### Exercise
A line qualifies if it holds the string "Application". Copy every qualifying line from the records.

### Records shown
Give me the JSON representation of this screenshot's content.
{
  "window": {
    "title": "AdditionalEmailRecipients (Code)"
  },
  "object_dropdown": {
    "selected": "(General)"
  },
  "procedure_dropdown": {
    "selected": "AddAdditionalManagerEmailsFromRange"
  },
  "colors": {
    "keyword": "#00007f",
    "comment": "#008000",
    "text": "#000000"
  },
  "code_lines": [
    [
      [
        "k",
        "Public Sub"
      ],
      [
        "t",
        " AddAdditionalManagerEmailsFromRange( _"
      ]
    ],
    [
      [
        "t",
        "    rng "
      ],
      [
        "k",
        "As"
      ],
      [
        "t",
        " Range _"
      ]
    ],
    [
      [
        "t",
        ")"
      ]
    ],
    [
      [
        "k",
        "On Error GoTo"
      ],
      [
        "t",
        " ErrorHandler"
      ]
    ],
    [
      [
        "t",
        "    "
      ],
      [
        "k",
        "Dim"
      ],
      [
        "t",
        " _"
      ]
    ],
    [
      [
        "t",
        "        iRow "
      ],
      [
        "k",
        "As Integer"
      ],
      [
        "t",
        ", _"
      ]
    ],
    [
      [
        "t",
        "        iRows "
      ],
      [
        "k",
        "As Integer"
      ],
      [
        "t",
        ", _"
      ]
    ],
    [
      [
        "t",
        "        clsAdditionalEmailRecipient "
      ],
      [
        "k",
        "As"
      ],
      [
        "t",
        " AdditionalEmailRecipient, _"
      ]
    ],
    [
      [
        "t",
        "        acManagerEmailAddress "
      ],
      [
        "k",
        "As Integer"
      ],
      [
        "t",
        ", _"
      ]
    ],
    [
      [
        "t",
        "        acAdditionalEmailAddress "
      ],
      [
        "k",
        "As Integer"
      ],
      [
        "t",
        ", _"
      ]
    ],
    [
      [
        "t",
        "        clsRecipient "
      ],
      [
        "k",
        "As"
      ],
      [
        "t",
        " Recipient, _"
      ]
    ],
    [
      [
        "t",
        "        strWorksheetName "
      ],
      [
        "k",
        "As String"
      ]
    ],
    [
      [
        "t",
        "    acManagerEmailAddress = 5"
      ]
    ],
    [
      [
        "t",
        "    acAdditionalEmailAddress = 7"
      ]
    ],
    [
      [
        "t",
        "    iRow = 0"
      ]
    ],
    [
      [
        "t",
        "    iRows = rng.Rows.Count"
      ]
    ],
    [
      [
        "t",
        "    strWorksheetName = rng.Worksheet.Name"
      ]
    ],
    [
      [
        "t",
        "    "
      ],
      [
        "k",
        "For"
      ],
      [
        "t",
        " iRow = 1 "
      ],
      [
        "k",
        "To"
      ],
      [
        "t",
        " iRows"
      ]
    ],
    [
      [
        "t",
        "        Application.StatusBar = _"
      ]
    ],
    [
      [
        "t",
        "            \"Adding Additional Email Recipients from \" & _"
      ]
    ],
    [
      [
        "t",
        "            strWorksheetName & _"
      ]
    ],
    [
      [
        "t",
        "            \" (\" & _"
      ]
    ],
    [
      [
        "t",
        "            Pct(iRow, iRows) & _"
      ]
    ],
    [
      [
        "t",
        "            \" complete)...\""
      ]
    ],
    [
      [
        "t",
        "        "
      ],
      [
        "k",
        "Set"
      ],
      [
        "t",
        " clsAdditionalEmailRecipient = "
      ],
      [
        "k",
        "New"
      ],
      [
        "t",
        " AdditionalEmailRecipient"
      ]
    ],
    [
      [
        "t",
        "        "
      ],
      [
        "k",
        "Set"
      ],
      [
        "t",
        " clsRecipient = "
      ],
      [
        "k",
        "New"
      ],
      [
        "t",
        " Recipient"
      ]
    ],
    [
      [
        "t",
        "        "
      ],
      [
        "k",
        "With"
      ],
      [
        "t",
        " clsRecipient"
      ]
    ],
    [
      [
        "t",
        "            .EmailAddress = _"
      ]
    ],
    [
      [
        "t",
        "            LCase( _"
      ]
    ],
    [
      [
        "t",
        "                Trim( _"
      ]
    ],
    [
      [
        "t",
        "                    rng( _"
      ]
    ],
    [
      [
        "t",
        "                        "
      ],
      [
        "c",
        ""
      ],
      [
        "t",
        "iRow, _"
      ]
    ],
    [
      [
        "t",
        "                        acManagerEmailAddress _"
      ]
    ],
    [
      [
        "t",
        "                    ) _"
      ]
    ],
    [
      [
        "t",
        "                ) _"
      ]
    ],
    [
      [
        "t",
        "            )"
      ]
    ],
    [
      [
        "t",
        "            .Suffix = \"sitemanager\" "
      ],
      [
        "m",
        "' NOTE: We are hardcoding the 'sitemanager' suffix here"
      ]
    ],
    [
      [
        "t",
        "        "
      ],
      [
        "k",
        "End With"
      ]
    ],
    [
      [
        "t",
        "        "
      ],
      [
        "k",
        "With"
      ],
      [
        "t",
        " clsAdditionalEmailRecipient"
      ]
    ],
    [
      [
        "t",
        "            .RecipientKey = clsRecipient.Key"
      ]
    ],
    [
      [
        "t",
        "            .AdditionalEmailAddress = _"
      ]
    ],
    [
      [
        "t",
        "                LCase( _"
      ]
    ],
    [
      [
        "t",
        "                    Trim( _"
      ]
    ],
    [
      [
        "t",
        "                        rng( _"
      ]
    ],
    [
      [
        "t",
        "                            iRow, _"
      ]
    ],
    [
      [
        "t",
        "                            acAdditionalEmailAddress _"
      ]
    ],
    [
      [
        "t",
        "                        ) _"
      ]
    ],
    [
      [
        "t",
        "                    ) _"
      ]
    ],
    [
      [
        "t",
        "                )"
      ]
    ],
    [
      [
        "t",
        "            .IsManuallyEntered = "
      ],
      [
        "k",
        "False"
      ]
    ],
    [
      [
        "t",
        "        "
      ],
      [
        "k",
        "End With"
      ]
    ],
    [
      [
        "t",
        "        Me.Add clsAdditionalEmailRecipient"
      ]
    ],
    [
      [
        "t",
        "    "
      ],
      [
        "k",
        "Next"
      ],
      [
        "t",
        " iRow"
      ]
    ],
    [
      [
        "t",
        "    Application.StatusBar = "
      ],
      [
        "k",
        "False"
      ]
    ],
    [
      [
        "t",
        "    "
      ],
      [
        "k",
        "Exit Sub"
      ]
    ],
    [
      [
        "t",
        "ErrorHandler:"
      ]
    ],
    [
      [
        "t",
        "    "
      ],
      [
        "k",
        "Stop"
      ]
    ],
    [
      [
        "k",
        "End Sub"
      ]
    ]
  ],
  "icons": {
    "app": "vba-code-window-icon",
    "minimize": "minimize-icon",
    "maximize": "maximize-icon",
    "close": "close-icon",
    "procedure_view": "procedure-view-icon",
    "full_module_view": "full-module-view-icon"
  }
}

### Answer area
        "        Application.StatusBar = _"
        "    Application.StatusBar = "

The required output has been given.